◆ Stored data
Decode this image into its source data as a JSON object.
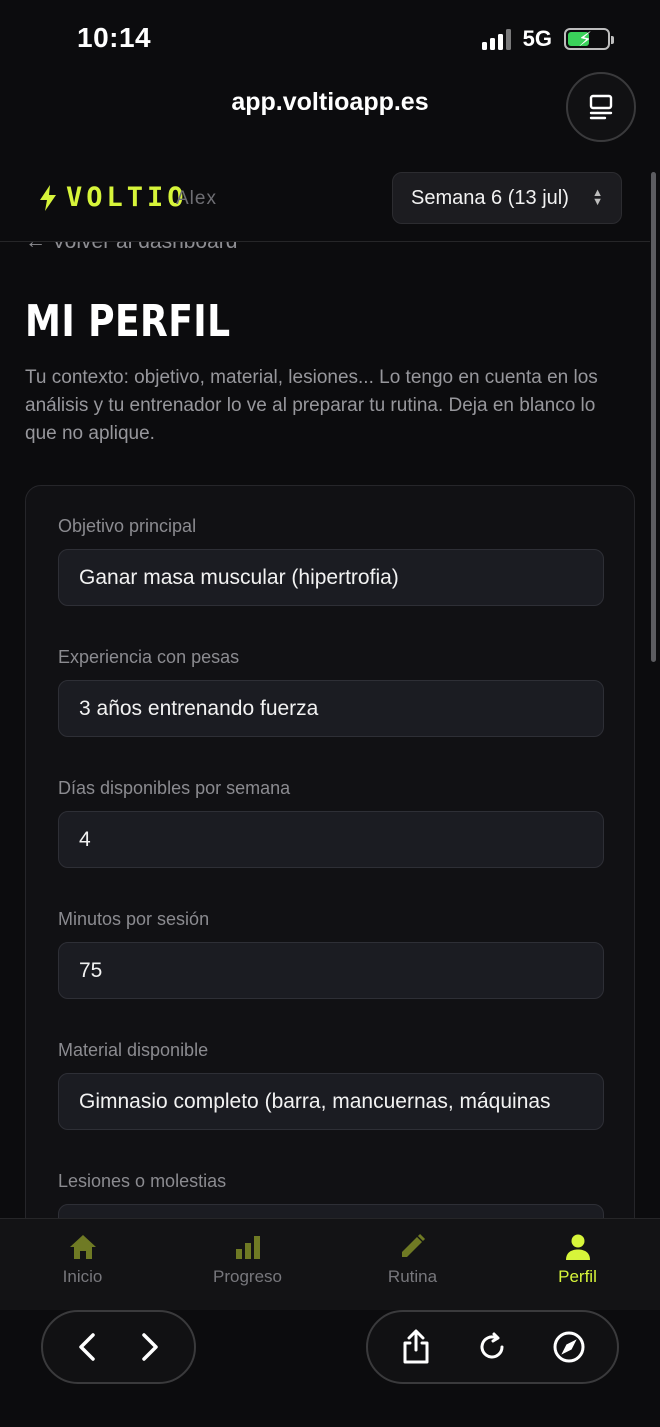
{
  "status_bar": {
    "time": "10:14",
    "network": "5G"
  },
  "browser": {
    "url": "app.voltioapp.es"
  },
  "header": {
    "logo_text": "VOLTIO",
    "username": "Alex",
    "week_selector": "Semana 6 (13 jul)"
  },
  "page": {
    "back_link": "← Volver al dashboard",
    "title": "MI PERFIL",
    "description": "Tu contexto: objetivo, material, lesiones... Lo tengo en cuenta en los análisis y tu entrenador lo ve al preparar tu rutina. Deja en blanco lo que no aplique."
  },
  "form": {
    "fields": [
      {
        "label": "Objetivo principal",
        "value": "Ganar masa muscular (hipertrofia)"
      },
      {
        "label": "Experiencia con pesas",
        "value": "3 años entrenando fuerza"
      },
      {
        "label": "Días disponibles por semana",
        "value": "4"
      },
      {
        "label": "Minutos por sesión",
        "value": "75"
      },
      {
        "label": "Material disponible",
        "value": "Gimnasio completo (barra, mancuernas, máquinas"
      },
      {
        "label": "Lesiones o molestias",
        "value": ""
      }
    ]
  },
  "tabs": [
    {
      "label": "Inicio",
      "icon": "home-icon",
      "active": false
    },
    {
      "label": "Progreso",
      "icon": "bar-chart-icon",
      "active": false
    },
    {
      "label": "Rutina",
      "icon": "pencil-icon",
      "active": false
    },
    {
      "label": "Perfil",
      "icon": "person-icon",
      "active": true
    }
  ],
  "colors": {
    "accent": "#d7f53a",
    "tab_icon_inactive": "#6f7a24",
    "background": "#0c0c0e",
    "card": "#111114",
    "input": "#1b1c22"
  }
}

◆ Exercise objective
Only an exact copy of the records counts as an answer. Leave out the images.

◆ Exercise result
Decode this image into its source data as a JSON object.
{
  "status_bar": {
    "time": "10:14",
    "network": "5G"
  },
  "browser": {
    "url": "app.voltioapp.es"
  },
  "header": {
    "logo_text": "VOLTIO",
    "username": "Alex",
    "week_selector": "Semana 6 (13 jul)"
  },
  "page": {
    "back_link": "← Volver al dashboard",
    "title": "MI PERFIL",
    "description": "Tu contexto: objetivo, material, lesiones... Lo tengo en cuenta en los análisis y tu entrenador lo ve al preparar tu rutina. Deja en blanco lo que no aplique."
  },
  "form": {
    "fields": [
      {
        "label": "Objetivo principal",
        "value": "Ganar masa muscular (hipertrofia)"
      },
      {
        "label": "Experiencia con pesas",
        "value": "3 años entrenando fuerza"
      },
      {
        "label": "Días disponibles por semana",
        "value": "4"
      },
      {
        "label": "Minutos por sesión",
        "value": "75"
      },
      {
        "label": "Material disponible",
        "value": "Gimnasio completo (barra, mancuernas, máquinas"
      },
      {
        "label": "Lesiones o molestias",
        "value": ""
      }
    ]
  },
  "tabs": [
    {
      "label": "Inicio",
      "icon": "home-icon",
      "active": false
    },
    {
      "label": "Progreso",
      "icon": "bar-chart-icon",
      "active": false
    },
    {
      "label": "Rutina",
      "icon": "pencil-icon",
      "active": false
    },
    {
      "label": "Perfil",
      "icon": "person-icon",
      "active": true
    }
  ],
  "colors": {
    "accent": "#d7f53a",
    "tab_icon_inactive": "#6f7a24",
    "background": "#0c0c0e",
    "card": "#111114",
    "input": "#1b1c22"
  }
}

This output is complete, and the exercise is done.